Isolate every line in the data with the string "title" and copy it.

- MATERIAL FOR THE TASK -
=-=-=
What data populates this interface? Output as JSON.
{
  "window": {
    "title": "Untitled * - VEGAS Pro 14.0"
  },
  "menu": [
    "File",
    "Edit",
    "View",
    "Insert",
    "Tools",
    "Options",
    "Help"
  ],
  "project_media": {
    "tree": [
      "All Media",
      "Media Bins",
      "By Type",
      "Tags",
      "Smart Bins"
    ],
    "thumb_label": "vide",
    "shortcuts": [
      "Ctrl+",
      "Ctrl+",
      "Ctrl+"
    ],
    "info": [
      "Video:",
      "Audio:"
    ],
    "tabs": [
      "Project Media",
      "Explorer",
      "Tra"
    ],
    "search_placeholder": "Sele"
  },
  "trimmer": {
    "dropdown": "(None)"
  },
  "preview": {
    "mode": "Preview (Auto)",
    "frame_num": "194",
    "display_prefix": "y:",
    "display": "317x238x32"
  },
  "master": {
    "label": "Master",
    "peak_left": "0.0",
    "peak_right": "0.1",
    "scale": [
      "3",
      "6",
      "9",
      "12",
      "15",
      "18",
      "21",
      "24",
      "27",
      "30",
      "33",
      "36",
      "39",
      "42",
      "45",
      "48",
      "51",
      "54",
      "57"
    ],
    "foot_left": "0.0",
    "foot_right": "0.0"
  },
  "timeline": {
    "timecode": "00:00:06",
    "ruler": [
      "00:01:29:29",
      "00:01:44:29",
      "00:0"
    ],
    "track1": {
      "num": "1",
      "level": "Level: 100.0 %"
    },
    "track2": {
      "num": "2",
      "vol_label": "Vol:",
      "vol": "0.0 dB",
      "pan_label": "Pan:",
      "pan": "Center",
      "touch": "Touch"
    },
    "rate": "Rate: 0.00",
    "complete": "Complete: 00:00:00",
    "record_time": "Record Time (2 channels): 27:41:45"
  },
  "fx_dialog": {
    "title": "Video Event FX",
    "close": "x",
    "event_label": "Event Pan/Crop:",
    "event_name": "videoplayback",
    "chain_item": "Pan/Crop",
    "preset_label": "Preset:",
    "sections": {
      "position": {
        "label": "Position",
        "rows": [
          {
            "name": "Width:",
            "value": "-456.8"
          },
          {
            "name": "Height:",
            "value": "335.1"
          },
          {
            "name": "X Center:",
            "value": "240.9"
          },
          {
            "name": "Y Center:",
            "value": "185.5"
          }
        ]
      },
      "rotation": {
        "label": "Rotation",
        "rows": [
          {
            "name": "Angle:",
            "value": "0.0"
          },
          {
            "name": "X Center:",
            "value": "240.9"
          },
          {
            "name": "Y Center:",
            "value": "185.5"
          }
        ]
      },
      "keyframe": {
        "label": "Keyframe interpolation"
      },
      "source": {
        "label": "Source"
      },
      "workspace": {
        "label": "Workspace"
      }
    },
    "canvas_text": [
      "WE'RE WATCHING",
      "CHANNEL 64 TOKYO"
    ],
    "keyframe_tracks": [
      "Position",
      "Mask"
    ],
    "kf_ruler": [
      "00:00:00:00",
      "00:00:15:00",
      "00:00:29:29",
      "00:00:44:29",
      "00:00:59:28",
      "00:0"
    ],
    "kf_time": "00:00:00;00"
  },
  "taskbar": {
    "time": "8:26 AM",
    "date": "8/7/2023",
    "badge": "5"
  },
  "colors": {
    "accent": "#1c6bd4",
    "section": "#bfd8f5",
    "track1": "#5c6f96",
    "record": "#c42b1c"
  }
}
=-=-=
- TASK SOLUTION -
    "title": "Untitled * - VEGAS Pro 14.0"
    "title": "Video Event FX",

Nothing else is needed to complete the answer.